→ **Task requirements**:
These entries are to be set down again exactly.
*** Opening of Records for this task ***
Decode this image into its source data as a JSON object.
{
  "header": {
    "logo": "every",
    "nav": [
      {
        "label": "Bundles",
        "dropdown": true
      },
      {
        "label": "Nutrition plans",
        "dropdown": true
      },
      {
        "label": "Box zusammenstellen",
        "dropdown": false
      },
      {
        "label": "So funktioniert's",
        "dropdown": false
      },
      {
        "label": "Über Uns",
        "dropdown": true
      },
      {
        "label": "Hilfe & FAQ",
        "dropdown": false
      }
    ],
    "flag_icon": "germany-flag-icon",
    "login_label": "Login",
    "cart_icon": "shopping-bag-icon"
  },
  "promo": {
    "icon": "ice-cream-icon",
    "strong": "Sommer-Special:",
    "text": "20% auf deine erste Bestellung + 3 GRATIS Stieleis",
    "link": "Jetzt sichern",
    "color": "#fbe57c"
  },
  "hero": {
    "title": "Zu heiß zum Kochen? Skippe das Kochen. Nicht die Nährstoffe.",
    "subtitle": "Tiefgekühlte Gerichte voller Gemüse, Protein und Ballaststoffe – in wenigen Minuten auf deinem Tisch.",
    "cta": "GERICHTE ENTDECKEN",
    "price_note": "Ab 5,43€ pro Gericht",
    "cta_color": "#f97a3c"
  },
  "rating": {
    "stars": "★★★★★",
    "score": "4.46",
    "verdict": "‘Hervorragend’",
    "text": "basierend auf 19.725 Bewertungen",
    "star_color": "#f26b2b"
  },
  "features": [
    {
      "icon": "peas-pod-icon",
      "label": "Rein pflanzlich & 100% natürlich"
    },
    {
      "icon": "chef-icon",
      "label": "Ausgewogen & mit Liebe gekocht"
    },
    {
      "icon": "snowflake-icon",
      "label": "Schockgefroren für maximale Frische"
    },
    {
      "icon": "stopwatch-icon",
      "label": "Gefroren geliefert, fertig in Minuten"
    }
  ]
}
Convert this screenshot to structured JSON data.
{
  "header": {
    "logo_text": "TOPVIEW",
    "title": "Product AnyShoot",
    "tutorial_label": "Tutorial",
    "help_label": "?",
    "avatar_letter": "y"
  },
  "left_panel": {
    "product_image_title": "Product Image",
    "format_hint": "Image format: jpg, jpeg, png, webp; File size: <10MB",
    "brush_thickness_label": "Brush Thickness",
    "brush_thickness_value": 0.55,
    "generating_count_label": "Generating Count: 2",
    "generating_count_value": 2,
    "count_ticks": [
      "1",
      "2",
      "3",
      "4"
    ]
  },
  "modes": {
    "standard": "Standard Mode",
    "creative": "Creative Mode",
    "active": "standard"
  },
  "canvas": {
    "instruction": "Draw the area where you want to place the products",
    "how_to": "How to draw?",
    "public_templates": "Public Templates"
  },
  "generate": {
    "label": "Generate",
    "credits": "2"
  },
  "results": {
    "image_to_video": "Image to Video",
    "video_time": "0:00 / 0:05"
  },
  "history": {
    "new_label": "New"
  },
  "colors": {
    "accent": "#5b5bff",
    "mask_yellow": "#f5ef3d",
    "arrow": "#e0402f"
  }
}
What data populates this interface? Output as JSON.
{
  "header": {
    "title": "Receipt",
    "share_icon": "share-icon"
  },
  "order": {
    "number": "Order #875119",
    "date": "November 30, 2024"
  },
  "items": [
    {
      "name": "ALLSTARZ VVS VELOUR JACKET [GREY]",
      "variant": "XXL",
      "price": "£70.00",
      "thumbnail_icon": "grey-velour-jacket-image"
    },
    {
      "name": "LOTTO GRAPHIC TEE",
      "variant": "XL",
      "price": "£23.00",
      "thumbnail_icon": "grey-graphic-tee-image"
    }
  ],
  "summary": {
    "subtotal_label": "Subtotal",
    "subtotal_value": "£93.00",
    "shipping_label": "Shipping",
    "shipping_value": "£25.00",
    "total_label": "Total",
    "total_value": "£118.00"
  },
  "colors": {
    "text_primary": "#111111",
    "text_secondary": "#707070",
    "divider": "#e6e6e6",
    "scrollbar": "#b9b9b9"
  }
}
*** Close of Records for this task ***
→ **Answer to the exercise**:
Decode this image into its source data as a JSON object.
{
  "header": {
    "logo": "every",
    "nav": [
      {
        "label": "Bundles",
        "dropdown": true
      },
      {
        "label": "Nutrition plans",
        "dropdown": true
      },
      {
        "label": "Box zusammenstellen",
        "dropdown": false
      },
      {
        "label": "So funktioniert's",
        "dropdown": false
      },
      {
        "label": "Über Uns",
        "dropdown": true
      },
      {
        "label": "Hilfe & FAQ",
        "dropdown": false
      }
    ],
    "flag_icon": "germany-flag-icon",
    "login_label": "Login",
    "cart_icon": "shopping-bag-icon"
  },
  "promo": {
    "icon": "ice-cream-icon",
    "strong": "Sommer-Special:",
    "text": "20% auf deine erste Bestellung + 3 GRATIS Stieleis",
    "link": "Jetzt sichern",
    "color": "#fbe57c"
  },
  "hero": {
    "title": "Zu heiß zum Kochen? Skippe das Kochen. Nicht die Nährstoffe.",
    "subtitle": "Tiefgekühlte Gerichte voller Gemüse, Protein und Ballaststoffe – in wenigen Minuten auf deinem Tisch.",
    "cta": "GERICHTE ENTDECKEN",
    "price_note": "Ab 5,43€ pro Gericht",
    "cta_color": "#f97a3c"
  },
  "rating": {
    "stars": "★★★★★",
    "score": "4.46",
    "verdict": "‘Hervorragend’",
    "text": "basierend auf 19.725 Bewertungen",
    "star_color": "#f26b2b"
  },
  "features": [
    {
      "icon": "peas-pod-icon",
      "label": "Rein pflanzlich & 100% natürlich"
    },
    {
      "icon": "chef-icon",
      "label": "Ausgewogen & mit Liebe gekocht"
    },
    {
      "icon": "snowflake-icon",
      "label": "Schockgefroren für maximale Frische"
    },
    {
      "icon": "stopwatch-icon",
      "label": "Gefroren geliefert, fertig in Minuten"
    }
  ]
}
Convert this screenshot to structured JSON data.
{
  "header": {
    "logo_text": "TOPVIEW",
    "title": "Product AnyShoot",
    "tutorial_label": "Tutorial",
    "help_label": "?",
    "avatar_letter": "y"
  },
  "left_panel": {
    "product_image_title": "Product Image",
    "format_hint": "Image format: jpg, jpeg, png, webp; File size: <10MB",
    "brush_thickness_label": "Brush Thickness",
    "brush_thickness_value": 0.55,
    "generating_count_label": "Generating Count: 2",
    "generating_count_value": 2,
    "count_ticks": [
      "1",
      "2",
      "3",
      "4"
    ]
  },
  "modes": {
    "standard": "Standard Mode",
    "creative": "Creative Mode",
    "active": "standard"
  },
  "canvas": {
    "instruction": "Draw the area where you want to place the products",
    "how_to": "How to draw?",
    "public_templates": "Public Templates"
  },
  "generate": {
    "label": "Generate",
    "credits": "2"
  },
  "results": {
    "image_to_video": "Image to Video",
    "video_time": "0:00 / 0:05"
  },
  "history": {
    "new_label": "New"
  },
  "colors": {
    "accent": "#5b5bff",
    "mask_yellow": "#f5ef3d",
    "arrow": "#e0402f"
  }
}
What data populates this interface? Output as JSON.
{
  "header": {
    "title": "Receipt",
    "share_icon": "share-icon"
  },
  "order": {
    "number": "Order #875119",
    "date": "November 30, 2024"
  },
  "items": [
    {
      "name": "ALLSTARZ VVS VELOUR JACKET [GREY]",
      "variant": "XXL",
      "price": "£70.00",
      "thumbnail_icon": "grey-velour-jacket-image"
    },
    {
      "name": "LOTTO GRAPHIC TEE",
      "variant": "XL",
      "price": "£23.00",
      "thumbnail_icon": "grey-graphic-tee-image"
    }
  ],
  "summary": {
    "subtotal_label": "Subtotal",
    "subtotal_value": "£93.00",
    "shipping_label": "Shipping",
    "shipping_value": "£25.00",
    "total_label": "Total",
    "total_value": "£118.00"
  },
  "colors": {
    "text_primary": "#111111",
    "text_secondary": "#707070",
    "divider": "#e6e6e6",
    "scrollbar": "#b9b9b9"
  }
}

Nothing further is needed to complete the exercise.